In Aaron Swartz, Archive on December 4, 2013 at 9:03 PM
The door to the network closet pops open and a slender figure enters, a bicycle helmet hanging at his side. He sheds his backpack and pulls out a cardboard box containing a small hard drive, then kneels out of frame. After about five minutes, he stands, turns off the lights and furtively exits the closet.
This scene, captured by a video camera hidden in a wiring closet at MIT, was the beginning of a probe that led to federal charges against the late coder and activist Aaron Swartz. The video, along with dozens of other documents related to the case, has been released to the public for the first time through my Freedom of Information Act lawsuit against the U.S. Secret Service.
Photos from the putative crime scene, also released by the Secret Service, add context missing from the video: a concrete support in the network closet is crammed with a jumble of Sharpie graffiti dating back to the early 1980s — earlier generations of hackers at the institution that invented hacking, going places they shouldn’t go, doing things they shouldn’t do, leaving their mark at the very spot where, on January 4, 2011, MIT lost its tolerance for such behavior.
The Secret Service has also released about 400 pages of documents about Swartz. All but 147 pages are copies of already-public court filings.

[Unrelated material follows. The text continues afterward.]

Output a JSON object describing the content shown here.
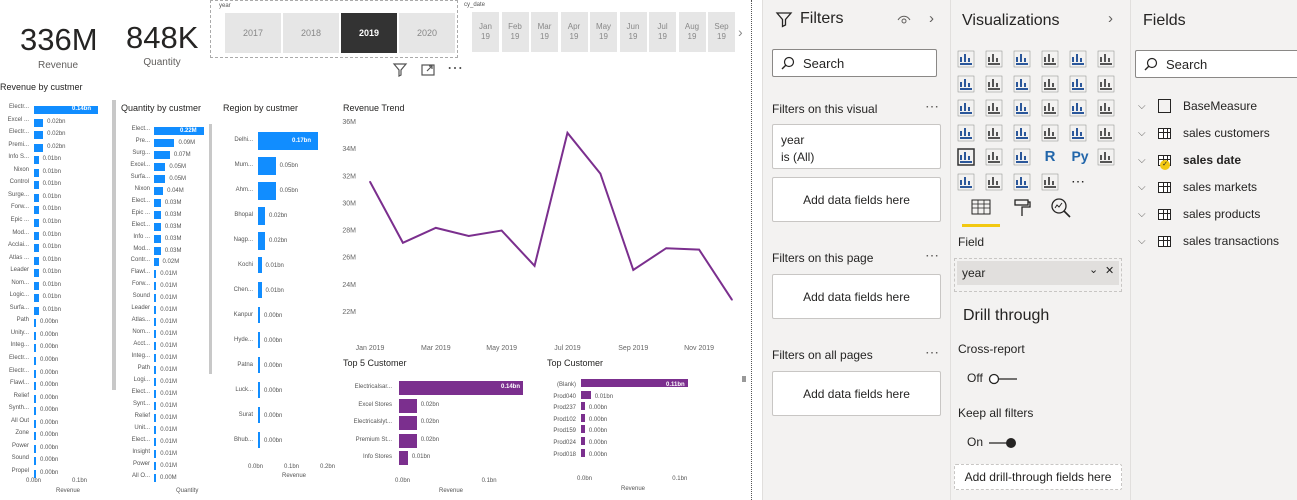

Related Link: FBI Spied On & Terrorized Aaron Swartz
In 9/11, Aaron Swartz, ACTA, Al Jazeera NEWSHOUR, Alex Jones, Anonymous, Archive, Assange, Barrett Brown, Big Brother, Censorship, CIA, CISPA, DEA, DHS, Drones, Economy, EFF, FBI, FED, FISA, FOI, FOIA, LAPD, NDAA, NSA, NSA Files, NWO, Occupy on September 16, 2013 at 7:42 AM
Meet Blue Jay
BlueJay offers a simple tracking tool which shows live real time tweets with geolocations.It allows Law Enforcement to track specified tag words by creating a ‘watch list’.
For example if you were were looking for all tweets about #Pot or #drugs in a specific area of a city those key words are entered into the ‘watch list’.
Entering the protest tags and creating “geo fences”, and watch mentions and live stream flow.
Twitter uses who have their geolocation switched on will show up with a red flag in the live stream
Blue Jay may seem innocuous to the respectable people who never do anything wrong, however it’s the links BlueJay subsequently makes to your followers and your other social networking sites.
A simple tweet or re-tweet could get you arrested ,cause you to loose your loose your job or at the very least attach you twitter handle to a “watch list” in some Law Enforcement Data Base.
Which may be collected as “evidence” to be used against you at another time
Enjoy The video below which explains how to set up Blue Jay
The operating simplicity of Blue Jay is not lost as an advertising point.
“All you need is internet and a browser.”
What does this mean?
Basically, turn off your geo locator on your phone and your twitter feed.
If you go to a live event or protest, take the battery out of your phone.
Buy a pre-paid “throw away” phone to take pics with and tweet and then dispose of phone later.
Use hash tags and key words irrelevant to the activism when it is live and events are occurring.
Change the tag regularly and mix it up with pre-arranged key signals.
Where and when possible use an anonymizer some of which are perfect for micro – blogging sites like twitter.
And be aware that tweets are forever, especially when someone favourites them, and security is a myth.